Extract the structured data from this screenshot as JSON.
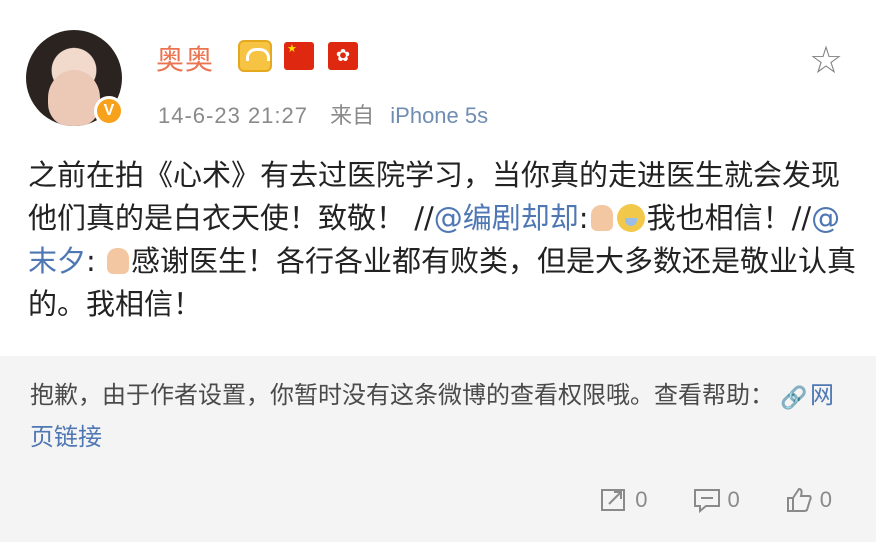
{
  "post": {
    "username": "奥奥",
    "time": "14-6-23 21:27",
    "source_prefix": "来自",
    "device": "iPhone 5s",
    "text_part1": "之前在拍《心术》有去过医院学习，当你真的走进医生就会发现他们真的是白衣天使！致敬！ //",
    "mention1": "@编剧却却",
    "text_part2": ":",
    "text_part3": "我也相信！//",
    "mention2": "@末夕",
    "text_part4": ": ",
    "text_part5": "感谢医生！各行各业都有败类，但是大多数还是敬业认真的。我相信！"
  },
  "notice": {
    "text": "抱歉，由于作者设置，你暂时没有这条微博的查看权限哦。查看帮助：",
    "link_label": "网页链接"
  },
  "actions": {
    "repost_count": "0",
    "comment_count": "0",
    "like_count": "0"
  },
  "icons": {
    "favorite": "star-icon",
    "verified": "verified-badge-icon",
    "crown": "crown-icon",
    "flag1": "china-flag-icon",
    "flag2": "hong-kong-flag-icon",
    "repost": "repost-icon",
    "comment": "comment-icon",
    "like": "thumbs-up-icon",
    "link": "link-icon"
  },
  "colors": {
    "username": "#eb7350",
    "mention": "#4e77b3",
    "notice_bg": "#f4f4f4"
  }
}
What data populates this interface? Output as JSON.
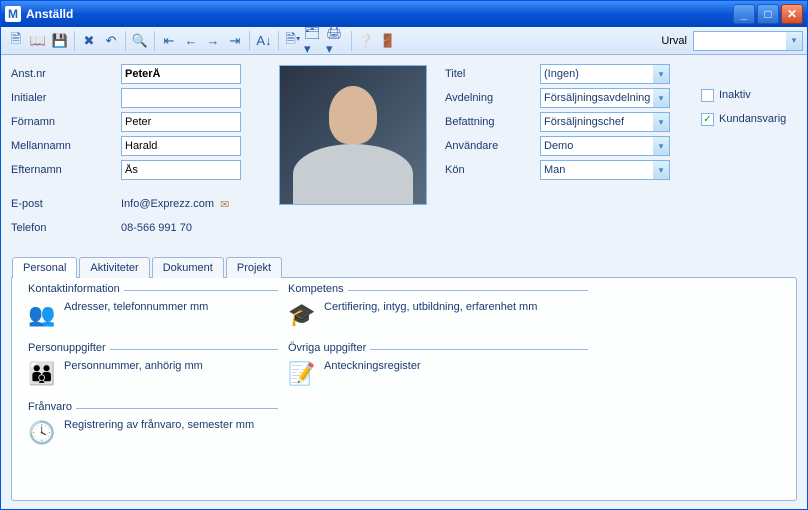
{
  "window": {
    "title": "Anställd",
    "app_letter": "M"
  },
  "toolbar": {
    "urval_label": "Urval"
  },
  "fields": {
    "anstnr_label": "Anst.nr",
    "anstnr": "PeterÅ",
    "initialer_label": "Initialer",
    "initialer": "",
    "fornamn_label": "Förnamn",
    "fornamn": "Peter",
    "mellannamn_label": "Mellannamn",
    "mellannamn": "Harald",
    "efternamn_label": "Efternamn",
    "efternamn": "Ås",
    "epost_label": "E-post",
    "epost": "Info@Exprezz.com",
    "telefon_label": "Telefon",
    "telefon": "08-566 991 70"
  },
  "right_fields": {
    "titel_label": "Titel",
    "titel": "(Ingen)",
    "avdelning_label": "Avdelning",
    "avdelning": "Försäljningsavdelning",
    "befattning_label": "Befattning",
    "befattning": "Försäljningschef",
    "anvandare_label": "Användare",
    "anvandare": "Demo",
    "kon_label": "Kön",
    "kon": "Man"
  },
  "checks": {
    "inaktiv_label": "Inaktiv",
    "inaktiv_checked": "",
    "kundansvarig_label": "Kundansvarig",
    "kundansvarig_checked": "✓"
  },
  "tabs": {
    "t0": "Personal",
    "t1": "Aktiviteter",
    "t2": "Dokument",
    "t3": "Projekt"
  },
  "groups": {
    "kontakt_title": "Kontaktinformation",
    "kontakt_text": "Adresser, telefonnummer mm",
    "kontakt_icon": "👥",
    "kompetens_title": "Kompetens",
    "kompetens_text": "Certifiering, intyg, utbildning, erfarenhet mm",
    "kompetens_icon": "🎓",
    "person_title": "Personuppgifter",
    "person_text": "Personnummer, anhörig mm",
    "person_icon": "👪",
    "ovriga_title": "Övriga uppgifter",
    "ovriga_text": "Anteckningsregister",
    "ovriga_icon": "📝",
    "franvaro_title": "Frånvaro",
    "franvaro_text": "Registrering av frånvaro, semester mm",
    "franvaro_icon": "🕓"
  }
}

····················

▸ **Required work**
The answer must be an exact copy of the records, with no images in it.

▸ **Task result**
Extract the structured data from this screenshot as JSON.
{
  "post": {
    "username": "奥奥",
    "time": "14-6-23 21:27",
    "source_prefix": "来自",
    "device": "iPhone 5s",
    "text_part1": "之前在拍《心术》有去过医院学习，当你真的走进医生就会发现他们真的是白衣天使！致敬！ //",
    "mention1": "@编剧却却",
    "text_part2": ":",
    "text_part3": "我也相信！//",
    "mention2": "@末夕",
    "text_part4": ": ",
    "text_part5": "感谢医生！各行各业都有败类，但是大多数还是敬业认真的。我相信！"
  },
  "notice": {
    "text": "抱歉，由于作者设置，你暂时没有这条微博的查看权限哦。查看帮助：",
    "link_label": "网页链接"
  },
  "actions": {
    "repost_count": "0",
    "comment_count": "0",
    "like_count": "0"
  },
  "icons": {
    "favorite": "star-icon",
    "verified": "verified-badge-icon",
    "crown": "crown-icon",
    "flag1": "china-flag-icon",
    "flag2": "hong-kong-flag-icon",
    "repost": "repost-icon",
    "comment": "comment-icon",
    "like": "thumbs-up-icon",
    "link": "link-icon"
  },
  "colors": {
    "username": "#eb7350",
    "mention": "#4e77b3",
    "notice_bg": "#f4f4f4"
  }
}
What data populates this interface? Output as JSON.
{
  "window": {
    "title": "Anställd",
    "app_letter": "M"
  },
  "toolbar": {
    "urval_label": "Urval"
  },
  "fields": {
    "anstnr_label": "Anst.nr",
    "anstnr": "PeterÅ",
    "initialer_label": "Initialer",
    "initialer": "",
    "fornamn_label": "Förnamn",
    "fornamn": "Peter",
    "mellannamn_label": "Mellannamn",
    "mellannamn": "Harald",
    "efternamn_label": "Efternamn",
    "efternamn": "Ås",
    "epost_label": "E-post",
    "epost": "Info@Exprezz.com",
    "telefon_label": "Telefon",
    "telefon": "08-566 991 70"
  },
  "right_fields": {
    "titel_label": "Titel",
    "titel": "(Ingen)",
    "avdelning_label": "Avdelning",
    "avdelning": "Försäljningsavdelning",
    "befattning_label": "Befattning",
    "befattning": "Försäljningschef",
    "anvandare_label": "Användare",
    "anvandare": "Demo",
    "kon_label": "Kön",
    "kon": "Man"
  },
  "checks": {
    "inaktiv_label": "Inaktiv",
    "inaktiv_checked": "",
    "kundansvarig_label": "Kundansvarig",
    "kundansvarig_checked": "✓"
  },
  "tabs": {
    "t0": "Personal",
    "t1": "Aktiviteter",
    "t2": "Dokument",
    "t3": "Projekt"
  },
  "groups": {
    "kontakt_title": "Kontaktinformation",
    "kontakt_text": "Adresser, telefonnummer mm",
    "kontakt_icon": "👥",
    "kompetens_title": "Kompetens",
    "kompetens_text": "Certifiering, intyg, utbildning, erfarenhet mm",
    "kompetens_icon": "🎓",
    "person_title": "Personuppgifter",
    "person_text": "Personnummer, anhörig mm",
    "person_icon": "👪",
    "ovriga_title": "Övriga uppgifter",
    "ovriga_text": "Anteckningsregister",
    "ovriga_icon": "📝",
    "franvaro_title": "Frånvaro",
    "franvaro_text": "Registrering av frånvaro, semester mm",
    "franvaro_icon": "🕓"
  }
}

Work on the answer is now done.